Committed to PEOPLE'S RIGHT TO KNOW
Vol. 5 Num 438 Fri. August 19, 2005  
   
Editorial


Editorial
Intelligence failure of epic proportions
The government must take the entire blame
To say that the more than five hundred near-simultaneous bombings were a case of intelligence failure will be an understatement given the enormity of the incidents that involved all but one of the sixty-four districts of the country. It was a failure of epic proportions that cannot admit of any excuse. The government will have to take the entirety of the blame for this failure.

We are horrified, flabbergasted, awestruck and confounded by the utter incompetence and failures of our security apparatus. It will not be an exaggeration to suggest that those that are entrusted to ensure our security jeopardized it. We are similarly worried to see the operational proficiency of the perpetrators of the 17 Aug bombings, nearly five hundred of whom managed to evade the eyes of the SB, NSI, DGFI, local police intelligence, and other intelligence apparatuses in Bangladesh, and carry out the attacks.

The fact that almost five hundred bombings were carried out must have involved very thorough and laborious logistics and planning. This was not planned overnight, certainly not in seven days. This must have also involved no less than five hundred ground operators, not to speak of the many that were involved in the planning and preparation stages. The whole operations involved movement of men and material over many days to almost five hundred different places and set off in very precisely synchronised a manner. It's all the more ludicrous when, going by the admission of the state minister, the government had taken special measures in view of intelligence reports of possible untoward incidents between 14 and 16 Aug. Surely the perpetrators did not move just on the morning of the 17th but quite possibly during the time when the law enforcing and intelligence agencies were supposed to be more alert than normal. One can only shudder at the state of alertness of our security agencies.

It is even more disconcerting and absurd that the failure occurred in the backdrop of several incidents of the previous years. There has been, over the last several years, spate of bombings and terrorist acts in which foreign dignitaries were made targets while in some instances senior members of the opposition fell victims. Only last year there was the biggest arms haul in our country, which still remains a mystery, insofar as its destination, source and the brain behind the operation were concerned. August 21 grenade attacks, where 21 people were killed, remain unsolved. Apparently, no action beyond a so-called judicial inquiry has been taken in this regard. Given this background, the failure of our intelligence agencies to get a wind of the operation is as puzzling as deserving a thorough inquest into the affairs of our intelligence apparatus.

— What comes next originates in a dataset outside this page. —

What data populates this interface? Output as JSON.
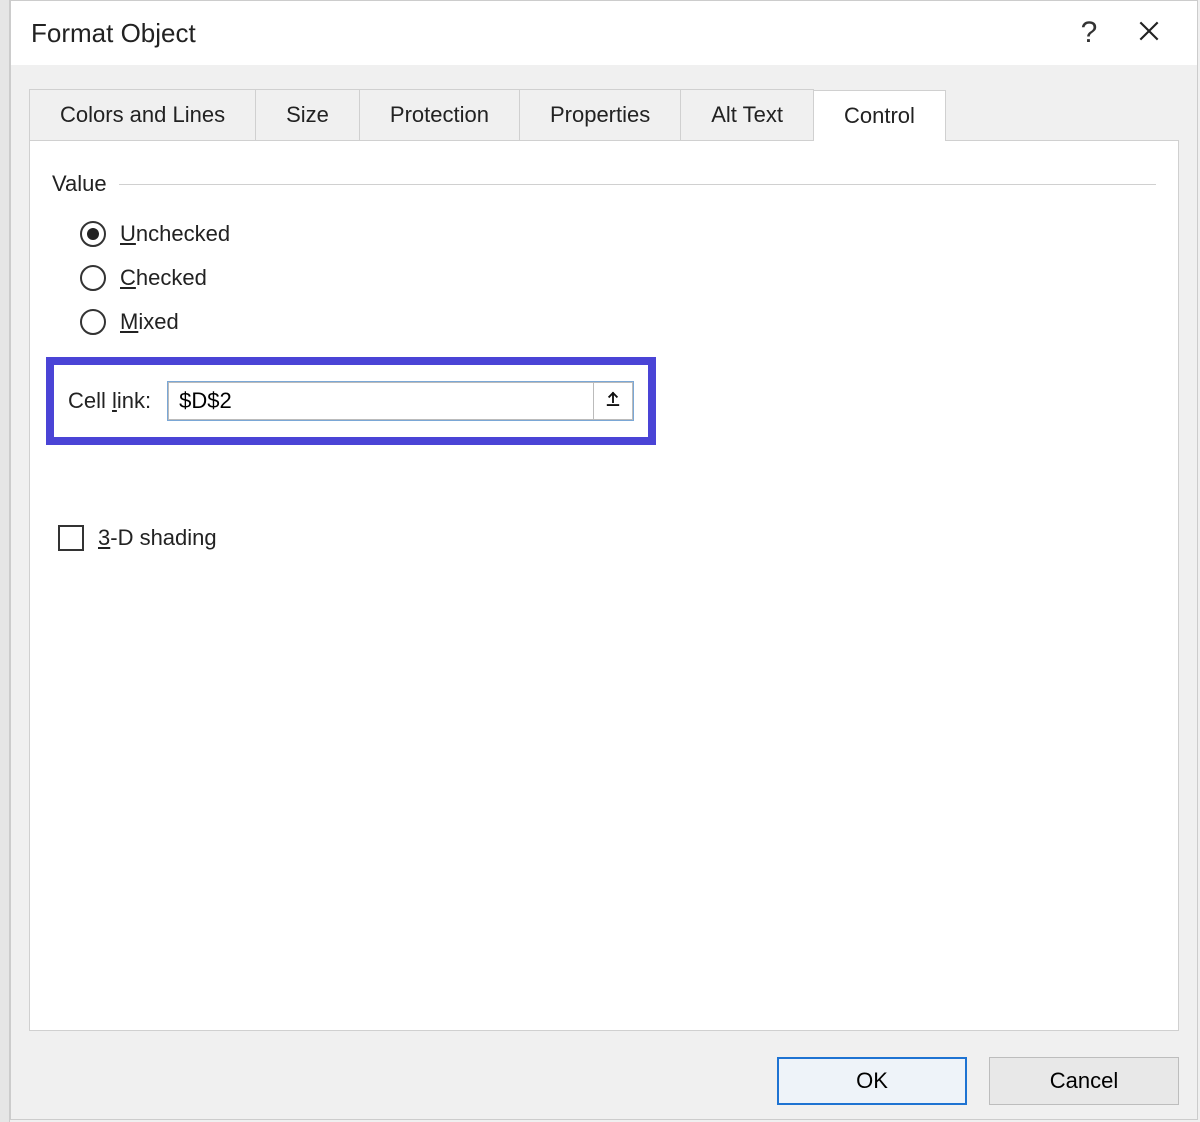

The less said about the counter intelligence capability of the relevant intelligence agencies the better. But we will be remiss if the entire responsibility of the failure was laid at the doors of the agencies. We feel that much of the blame must lie squarely on the government for lack of proper direction and also on the shoulders of those responsible for tasking and utilising our intelligence assets. Whatever is the capability of these agencies, in most cases their efforts are misutilised, mostly on political purpose. Instead of performing the counter intelligence work, they are utilised either to snoop on the political opponents or cover someone who has fallen foul of the administration and needs to be sorted out. It is thus no wonder that the real anti-state elements and the evildoers are left free to go about their business of endangering the lives of the citizens.

The intelligence and the security apparatus have totally failed to protect the people and the government of the day; the responsibility for this failure must fall squarely on those at the helms of affairs.